TASK —
Among the entries below, find every line that has "Temperature" and pull it out.

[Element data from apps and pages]
□ □ □

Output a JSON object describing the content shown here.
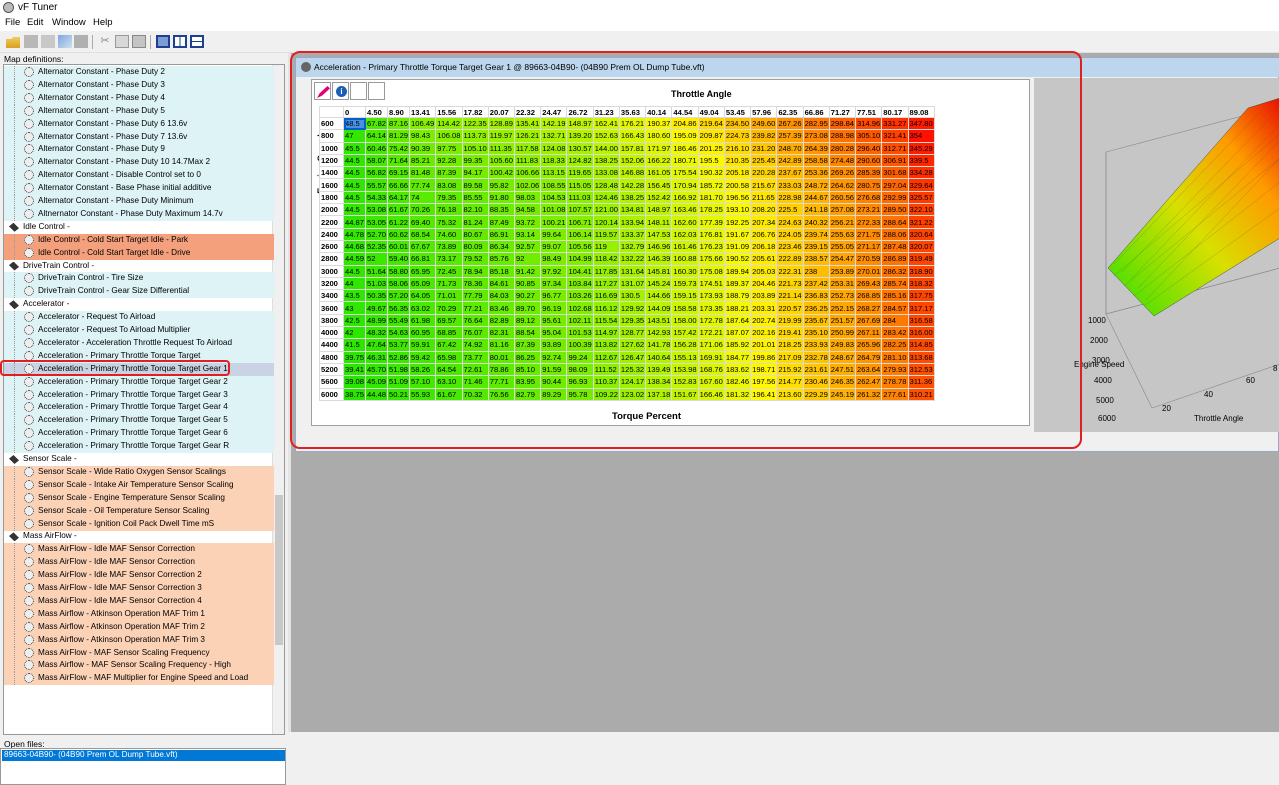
{
  "app": {
    "title": "vF Tuner"
  },
  "menu": [
    "File",
    "Edit",
    "Window",
    "Help"
  ],
  "left": {
    "map_label": "Map definitions:",
    "open_label": "Open files:",
    "open_file": "89663-04B90- (04B90 Prem OL Dump Tube.vft)"
  },
  "tree": [
    {
      "t": "Alternator Constant - Phase Duty 2",
      "c": "alt",
      "k": "item"
    },
    {
      "t": "Alternator Constant - Phase Duty 3",
      "c": "alt",
      "k": "item"
    },
    {
      "t": "Alternator Constant - Phase Duty 4",
      "c": "alt",
      "k": "item"
    },
    {
      "t": "Alternator Constant - Phase Duty 5",
      "c": "alt",
      "k": "item"
    },
    {
      "t": "Alternator Constant - Phase Duty 6 13.6v",
      "c": "alt",
      "k": "item"
    },
    {
      "t": "Alternator Constant - Phase Duty 7 13.6v",
      "c": "alt",
      "k": "item"
    },
    {
      "t": "Alternator Constant - Phase Duty 9",
      "c": "alt",
      "k": "item"
    },
    {
      "t": "Alternator Constant - Phase Duty 10 14.7Max 2",
      "c": "alt",
      "k": "item"
    },
    {
      "t": "Alternator Constant - Disable Control set to 0",
      "c": "alt",
      "k": "item"
    },
    {
      "t": "Alternator Constant - Base Phase initial additive",
      "c": "alt",
      "k": "item"
    },
    {
      "t": "Alternator Constant - Phase Duty Minimum",
      "c": "alt",
      "k": "item"
    },
    {
      "t": "Altnernator Constant - Phase Duty Maximum 14.7v",
      "c": "alt",
      "k": "item"
    },
    {
      "t": "Idle Control -",
      "c": "",
      "k": "folder"
    },
    {
      "t": "Idle Control - Cold Start Target Idle - Park",
      "c": "idle",
      "k": "item"
    },
    {
      "t": "Idle Control - Cold Start Target Idle - Drive",
      "c": "idle",
      "k": "item"
    },
    {
      "t": "DriveTrain Control -",
      "c": "",
      "k": "folder"
    },
    {
      "t": "DriveTrain Control - Tire Size",
      "c": "drive",
      "k": "item"
    },
    {
      "t": "DriveTrain Control - Gear Size Differential",
      "c": "drive",
      "k": "item"
    },
    {
      "t": "Accelerator -",
      "c": "",
      "k": "folder"
    },
    {
      "t": "Accelerator - Request To Airload",
      "c": "accel",
      "k": "item"
    },
    {
      "t": "Accelerator - Request To Airload Multiplier",
      "c": "accel",
      "k": "item"
    },
    {
      "t": "Accelerator - Acceleration Throttle Request To Airload",
      "c": "accel",
      "k": "item"
    },
    {
      "t": "Acceleration - Primary Throttle Torque Target",
      "c": "accel",
      "k": "item"
    },
    {
      "t": "Acceleration - Primary Throttle Torque Target Gear 1",
      "c": "sel",
      "k": "item"
    },
    {
      "t": "Acceleration - Primary Throttle Torque Target Gear 2",
      "c": "accel",
      "k": "item"
    },
    {
      "t": "Acceleration - Primary Throttle Torque Target Gear 3",
      "c": "accel",
      "k": "item"
    },
    {
      "t": "Acceleration - Primary Throttle Torque Target Gear 4",
      "c": "accel",
      "k": "item"
    },
    {
      "t": "Acceleration - Primary Throttle Torque Target Gear 5",
      "c": "accel",
      "k": "item"
    },
    {
      "t": "Acceleration - Primary Throttle Torque Target Gear 6",
      "c": "accel",
      "k": "item"
    },
    {
      "t": "Acceleration - Primary Throttle Torque Target Gear R",
      "c": "accel",
      "k": "item"
    },
    {
      "t": "Sensor Scale -",
      "c": "",
      "k": "folder"
    },
    {
      "t": "Sensor Scale - Wide Ratio Oxygen Sensor Scalings",
      "c": "sensor",
      "k": "item"
    },
    {
      "t": "Sensor Scale - Intake Air Temperature Sensor Scaling",
      "c": "sensor",
      "k": "item"
    },
    {
      "t": "Sensor Scale - Engine Temperature Sensor Scaling",
      "c": "sensor",
      "k": "item"
    },
    {
      "t": "Sensor Scale - Oil Temperature Sensor Scaling",
      "c": "sensor",
      "k": "item"
    },
    {
      "t": "Sensor Scale - Ignition Coil Pack Dwell Time mS",
      "c": "sensor",
      "k": "item"
    },
    {
      "t": "Mass AirFlow -",
      "c": "",
      "k": "folder"
    },
    {
      "t": "Mass AirFlow - Idle MAF Sensor Correction",
      "c": "maf",
      "k": "item"
    },
    {
      "t": "Mass AirFlow - Idle MAF Sensor Correction",
      "c": "maf",
      "k": "item"
    },
    {
      "t": "Mass AirFlow - Idle MAF Sensor Correction 2",
      "c": "maf",
      "k": "item"
    },
    {
      "t": "Mass AirFlow - Idle MAF Sensor Correction 3",
      "c": "maf",
      "k": "item"
    },
    {
      "t": "Mass AirFlow - Idle MAF Sensor Correction 4",
      "c": "maf",
      "k": "item"
    },
    {
      "t": "Mass Airflow - Atkinson Operation MAF Trim 1",
      "c": "maf",
      "k": "item"
    },
    {
      "t": "Mass Airflow - Atkinson Operation MAF Trim 2",
      "c": "maf",
      "k": "item"
    },
    {
      "t": "Mass Airflow - Atkinson Operation MAF Trim 3",
      "c": "maf",
      "k": "item"
    },
    {
      "t": "Mass AirFlow - MAF Sensor Scaling Frequency",
      "c": "maf",
      "k": "item"
    },
    {
      "t": "Mass Airflow - MAF Sensor Scaling Frequency - High",
      "c": "maf",
      "k": "item"
    },
    {
      "t": "Mass AirFlow - MAF Multiplier for Engine Speed and Load",
      "c": "maf",
      "k": "item"
    }
  ],
  "editor": {
    "title": "Acceleration - Primary Throttle Torque Target Gear 1 @ 89663-04B90- (04B90 Prem OL Dump Tube.vft)",
    "x_title": "Throttle Angle",
    "y_title": "Engine Speed",
    "z_title": "Torque Percent",
    "info_glyph": "i",
    "cols": [
      "0",
      "4.50",
      "8.90",
      "13.41",
      "15.56",
      "17.82",
      "20.07",
      "22.32",
      "24.47",
      "26.72",
      "31.23",
      "35.63",
      "40.14",
      "44.54",
      "49.04",
      "53.45",
      "57.96",
      "62.35",
      "66.86",
      "71.27",
      "77.51",
      "80.17",
      "89.08"
    ],
    "rows": [
      {
        "rpm": "600",
        "v": [
          "48.5",
          "67.82",
          "87.16",
          "106.49",
          "114.42",
          "122.35",
          "128.89",
          "135.41",
          "142.19",
          "148.97",
          "162.41",
          "176.21",
          "190.37",
          "204.86",
          "219.64",
          "234.50",
          "249.60",
          "267.26",
          "282.95",
          "298.84",
          "314.96",
          "331.27",
          "347.80"
        ]
      },
      {
        "rpm": "800",
        "v": [
          "47",
          "64.14",
          "81.29",
          "98.43",
          "106.08",
          "113.73",
          "119.97",
          "126.21",
          "132.71",
          "139.20",
          "152.63",
          "166.43",
          "180.60",
          "195.09",
          "209.87",
          "224.73",
          "239.82",
          "257.39",
          "273.08",
          "288.98",
          "305.10",
          "321.41",
          "354"
        ]
      },
      {
        "rpm": "1000",
        "v": [
          "45.5",
          "60.46",
          "75.42",
          "90.39",
          "97.75",
          "105.10",
          "111.35",
          "117.58",
          "124.08",
          "130.57",
          "144.00",
          "157.81",
          "171.97",
          "186.46",
          "201.25",
          "216.10",
          "231.20",
          "248.70",
          "264.39",
          "280.28",
          "296.40",
          "312.71",
          "345.29"
        ]
      },
      {
        "rpm": "1200",
        "v": [
          "44.5",
          "58.07",
          "71.64",
          "85.21",
          "92.28",
          "99.35",
          "105.60",
          "111.83",
          "118.33",
          "124.82",
          "138.25",
          "152.06",
          "166.22",
          "180.71",
          "195.5",
          "210.35",
          "225.45",
          "242.89",
          "258.58",
          "274.48",
          "290.60",
          "306.91",
          "339.5"
        ]
      },
      {
        "rpm": "1400",
        "v": [
          "44.5",
          "56.82",
          "69.15",
          "81.48",
          "87.39",
          "94.17",
          "100.42",
          "106.66",
          "113.15",
          "119.65",
          "133.08",
          "146.88",
          "161.05",
          "175.54",
          "190.32",
          "205.18",
          "220.28",
          "237.67",
          "253.36",
          "269.26",
          "285.39",
          "301.68",
          "334.28"
        ]
      },
      {
        "rpm": "1600",
        "v": [
          "44.5",
          "55.57",
          "66.66",
          "77.74",
          "83.08",
          "89.58",
          "95.82",
          "102.06",
          "108.55",
          "115.05",
          "128.48",
          "142.28",
          "156.45",
          "170.94",
          "185.72",
          "200.58",
          "215.67",
          "233.03",
          "248.72",
          "264.62",
          "280.75",
          "297.04",
          "329.64"
        ]
      },
      {
        "rpm": "1800",
        "v": [
          "44.5",
          "54.33",
          "64.17",
          "74",
          "79.35",
          "85.55",
          "91.80",
          "98.03",
          "104.53",
          "111.03",
          "124.46",
          "138.25",
          "152.42",
          "166.92",
          "181.70",
          "196.56",
          "211.65",
          "228.98",
          "244.67",
          "260.56",
          "276.68",
          "292.99",
          "325.57"
        ]
      },
      {
        "rpm": "2000",
        "v": [
          "44.5",
          "53.08",
          "61.67",
          "70.26",
          "76.18",
          "82.10",
          "88.35",
          "94.58",
          "101.08",
          "107.57",
          "121.00",
          "134.81",
          "148.97",
          "163.46",
          "178.25",
          "193.10",
          "208.20",
          "225.5",
          "241.18",
          "257.08",
          "273.21",
          "289.50",
          "322.10"
        ]
      },
      {
        "rpm": "2200",
        "v": [
          "44.87",
          "53.05",
          "61.22",
          "69.40",
          "75.32",
          "81.24",
          "87.49",
          "93.72",
          "100.21",
          "106.71",
          "120.14",
          "133.94",
          "148.11",
          "162.60",
          "177.39",
          "192.25",
          "207.34",
          "224.63",
          "240.32",
          "256.21",
          "272.33",
          "288.64",
          "321.22"
        ]
      },
      {
        "rpm": "2400",
        "v": [
          "44.78",
          "52.70",
          "60.62",
          "68.54",
          "74.60",
          "80.67",
          "86.91",
          "93.14",
          "99.64",
          "106.14",
          "119.57",
          "133.37",
          "147.53",
          "162.03",
          "176.81",
          "191.67",
          "206.76",
          "224.05",
          "239.74",
          "255.63",
          "271.75",
          "288.06",
          "320.64"
        ]
      },
      {
        "rpm": "2600",
        "v": [
          "44.68",
          "52.35",
          "60.01",
          "67.67",
          "73.89",
          "80.09",
          "86.34",
          "92.57",
          "99.07",
          "105.56",
          "119",
          "132.79",
          "146.96",
          "161.46",
          "176.23",
          "191.09",
          "206.18",
          "223.46",
          "239.15",
          "255.05",
          "271.17",
          "287.48",
          "320.07"
        ]
      },
      {
        "rpm": "2800",
        "v": [
          "44.59",
          "52",
          "59.40",
          "66.81",
          "73.17",
          "79.52",
          "85.76",
          "92",
          "98.49",
          "104.99",
          "118.42",
          "132.22",
          "146.39",
          "160.88",
          "175.66",
          "190.52",
          "205.61",
          "222.89",
          "238.57",
          "254.47",
          "270.59",
          "286.89",
          "319.49"
        ]
      },
      {
        "rpm": "3000",
        "v": [
          "44.5",
          "51.64",
          "58.80",
          "65.95",
          "72.45",
          "78.94",
          "85.18",
          "91.42",
          "97.92",
          "104.41",
          "117.85",
          "131.64",
          "145.81",
          "160.30",
          "175.08",
          "189.94",
          "205.03",
          "222.31",
          "238",
          "253.89",
          "270.01",
          "286.32",
          "318.90"
        ]
      },
      {
        "rpm": "3200",
        "v": [
          "44",
          "51.03",
          "58.06",
          "65.09",
          "71.73",
          "78.36",
          "84.61",
          "90.85",
          "97.34",
          "103.84",
          "117.27",
          "131.07",
          "145.24",
          "159.73",
          "174.51",
          "189.37",
          "204.46",
          "221.73",
          "237.42",
          "253.31",
          "269.43",
          "285.74",
          "318.32"
        ]
      },
      {
        "rpm": "3400",
        "v": [
          "43.5",
          "50.35",
          "57.20",
          "64.05",
          "71.01",
          "77.79",
          "84.03",
          "90.27",
          "96.77",
          "103.26",
          "116.69",
          "130.5",
          "144.66",
          "159.15",
          "173.93",
          "188.79",
          "203.89",
          "221.14",
          "236.83",
          "252.73",
          "268.85",
          "285.16",
          "317.75"
        ]
      },
      {
        "rpm": "3600",
        "v": [
          "43",
          "49.67",
          "56.35",
          "63.02",
          "70.29",
          "77.21",
          "83.46",
          "89.70",
          "96.19",
          "102.68",
          "116.12",
          "129.92",
          "144.09",
          "158.58",
          "173.35",
          "188.21",
          "203.31",
          "220.57",
          "236.25",
          "252.15",
          "268.27",
          "284.57",
          "317.17"
        ]
      },
      {
        "rpm": "3800",
        "v": [
          "42.5",
          "48.99",
          "55.49",
          "61.98",
          "69.57",
          "76.64",
          "82.89",
          "89.12",
          "95.61",
          "102.11",
          "115.54",
          "129.35",
          "143.51",
          "158.00",
          "172.78",
          "187.64",
          "202.74",
          "219.99",
          "235.67",
          "251.57",
          "267.69",
          "284",
          "316.58"
        ]
      },
      {
        "rpm": "4000",
        "v": [
          "42",
          "48.32",
          "54.63",
          "60.95",
          "68.85",
          "76.07",
          "82.31",
          "88.54",
          "95.04",
          "101.53",
          "114.97",
          "128.77",
          "142.93",
          "157.42",
          "172.21",
          "187.07",
          "202.16",
          "219.41",
          "235.10",
          "250.99",
          "267.11",
          "283.42",
          "316.00"
        ]
      },
      {
        "rpm": "4400",
        "v": [
          "41.5",
          "47.64",
          "53.77",
          "59.91",
          "67.42",
          "74.92",
          "81.16",
          "87.39",
          "93.89",
          "100.39",
          "113.82",
          "127.62",
          "141.78",
          "156.28",
          "171.06",
          "185.92",
          "201.01",
          "218.25",
          "233.93",
          "249.83",
          "265.96",
          "282.25",
          "314.85"
        ]
      },
      {
        "rpm": "4800",
        "v": [
          "39.75",
          "46.31",
          "52.86",
          "59.42",
          "65.98",
          "73.77",
          "80.01",
          "86.25",
          "92.74",
          "99.24",
          "112.67",
          "126.47",
          "140.64",
          "155.13",
          "169.91",
          "184.77",
          "199.86",
          "217.09",
          "232.78",
          "248.67",
          "264.79",
          "281.10",
          "313.68"
        ]
      },
      {
        "rpm": "5200",
        "v": [
          "39.41",
          "45.70",
          "51.98",
          "58.26",
          "64.54",
          "72.61",
          "78.86",
          "85.10",
          "91.59",
          "98.09",
          "111.52",
          "125.32",
          "139.49",
          "153.98",
          "168.76",
          "183.62",
          "198.71",
          "215.92",
          "231.61",
          "247.51",
          "263.64",
          "279.93",
          "312.53"
        ]
      },
      {
        "rpm": "5600",
        "v": [
          "39.08",
          "45.09",
          "51.09",
          "57.10",
          "63.10",
          "71.46",
          "77.71",
          "83.95",
          "90.44",
          "96.93",
          "110.37",
          "124.17",
          "138.34",
          "152.83",
          "167.60",
          "182.46",
          "197.56",
          "214.77",
          "230.46",
          "246.35",
          "262.47",
          "278.78",
          "311.36"
        ]
      },
      {
        "rpm": "6000",
        "v": [
          "38.75",
          "44.48",
          "50.21",
          "55.93",
          "61.67",
          "70.32",
          "76.56",
          "82.79",
          "89.29",
          "95.78",
          "109.22",
          "123.02",
          "137.18",
          "151.67",
          "166.46",
          "181.32",
          "196.41",
          "213.60",
          "229.29",
          "245.19",
          "261.32",
          "277.61",
          "310.21"
        ]
      }
    ]
  },
  "plot": {
    "y_ticks": [
      "1000",
      "2000",
      "3000",
      "4000",
      "5000",
      "6000"
    ],
    "x_ticks": [
      "20",
      "40",
      "60",
      "8"
    ],
    "y_label": "Engine Speed",
    "x_label": "Throttle Angle"
  }
}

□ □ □

ANSWER TO THIS EXERCISE —
      "t": "Sensor Scale - Intake Air Temperature Sensor Scaling",
      "t": "Sensor Scale - Engine Temperature Sensor Scaling",
      "t": "Sensor Scale - Oil Temperature Sensor Scaling",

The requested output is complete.